5. Then ease the rolled-out pastry dough into a 9-x 13-inch baking dish.
To do, first fold the dough in half.

Then lift the dough over the baking dish.

Gently ease it into place, making sure you gently press the dough into the corners of the pan. Never force the dough.

5. Brush rim of the dough with milk, fill pastry with nectarines, and dot with butter.

6. Remove remaining dough from the refrigerator. Roll it out on floured surface into a 10-x 14-inch rectangle and trim.

7. Cut the dough in half, lengthwise, then cut each half in half. Then cut each of the 4 sections into three strips. This will give you twelve strips for the lattice.

8. Refrigerate strips, to chill for about 1 hour.

9. Then lay on top of filling in a lattice pattern. HOW TO.
NOTE: I used 5 strips across the length, and the remaining 7 strips across the width.

10. Crimp (flute) and trim edges. HOW TO

Brush strips with milk and sprinkle with remaining sugar.

11. Bake for 15 minutes, reduce oven heat to 350 degrees F, and bake until pastry is golden brown, about 30-40 minutes more. Let cool briefly before serving.

Scoop servings into individual bowls or cut pieces and place on plates. Serve warm with ice cream or let cool and cover and take to a potluck event.

Pies are best served the same day. Can be stored at room temperature for a day, well wrapped. Refrigerate pies for a day or more for longer storage.
Can be frozen unbaked or baked for a month or more.
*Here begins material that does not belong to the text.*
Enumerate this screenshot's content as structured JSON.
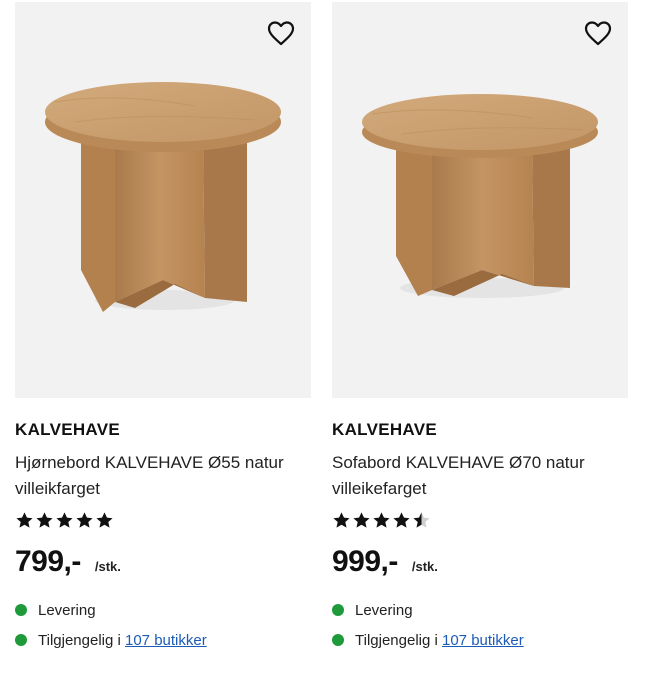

Streusel Oat Topped Nectarine or Peach Potluck Pie:
Double the Streusel Oat Topping. Fill the pie. Do not place a top pastry crust on. Instead, sprinkle the crumb topping evenly all over the filling.
Bake pie as directed, above.